# Excerpts from an interface dataset

***

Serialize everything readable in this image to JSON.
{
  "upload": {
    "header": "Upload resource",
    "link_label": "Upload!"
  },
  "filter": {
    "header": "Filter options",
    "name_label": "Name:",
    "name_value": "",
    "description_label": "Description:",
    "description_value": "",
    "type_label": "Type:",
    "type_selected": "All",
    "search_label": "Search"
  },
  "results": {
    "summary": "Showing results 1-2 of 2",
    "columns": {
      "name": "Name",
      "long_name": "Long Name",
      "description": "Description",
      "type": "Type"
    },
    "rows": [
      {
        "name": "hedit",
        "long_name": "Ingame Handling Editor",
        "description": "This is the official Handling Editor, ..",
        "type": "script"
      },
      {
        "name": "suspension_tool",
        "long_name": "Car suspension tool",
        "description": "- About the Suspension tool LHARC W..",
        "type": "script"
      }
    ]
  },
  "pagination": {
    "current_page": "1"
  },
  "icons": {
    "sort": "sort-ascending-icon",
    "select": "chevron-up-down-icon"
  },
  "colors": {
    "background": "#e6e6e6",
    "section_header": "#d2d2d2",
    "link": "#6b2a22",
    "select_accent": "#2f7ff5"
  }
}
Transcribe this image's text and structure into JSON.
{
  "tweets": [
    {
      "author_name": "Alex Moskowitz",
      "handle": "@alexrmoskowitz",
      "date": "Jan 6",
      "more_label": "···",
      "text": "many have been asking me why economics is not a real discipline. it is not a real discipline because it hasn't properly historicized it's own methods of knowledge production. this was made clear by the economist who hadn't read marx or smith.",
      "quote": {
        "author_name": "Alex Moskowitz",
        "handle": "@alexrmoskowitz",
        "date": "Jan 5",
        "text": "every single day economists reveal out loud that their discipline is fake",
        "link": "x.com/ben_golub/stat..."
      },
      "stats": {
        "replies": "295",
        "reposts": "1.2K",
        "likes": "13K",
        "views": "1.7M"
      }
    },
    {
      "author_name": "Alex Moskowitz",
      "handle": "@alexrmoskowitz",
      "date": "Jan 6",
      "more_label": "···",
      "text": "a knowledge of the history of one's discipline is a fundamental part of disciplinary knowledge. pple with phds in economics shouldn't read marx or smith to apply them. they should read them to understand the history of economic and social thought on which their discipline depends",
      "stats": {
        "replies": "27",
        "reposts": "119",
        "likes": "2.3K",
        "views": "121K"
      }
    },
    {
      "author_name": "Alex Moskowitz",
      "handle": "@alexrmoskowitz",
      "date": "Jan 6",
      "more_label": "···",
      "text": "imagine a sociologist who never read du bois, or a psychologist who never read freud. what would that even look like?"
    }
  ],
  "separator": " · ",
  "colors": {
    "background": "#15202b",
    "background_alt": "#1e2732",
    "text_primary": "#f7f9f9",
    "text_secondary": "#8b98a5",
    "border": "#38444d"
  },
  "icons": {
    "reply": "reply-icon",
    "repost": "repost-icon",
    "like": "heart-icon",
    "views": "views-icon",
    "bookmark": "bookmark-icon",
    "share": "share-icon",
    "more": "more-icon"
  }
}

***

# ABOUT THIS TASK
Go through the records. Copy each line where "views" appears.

# YOUR RESPONSE
        "views": "1.7M"
        "views": "121K"
    "views": "views-icon",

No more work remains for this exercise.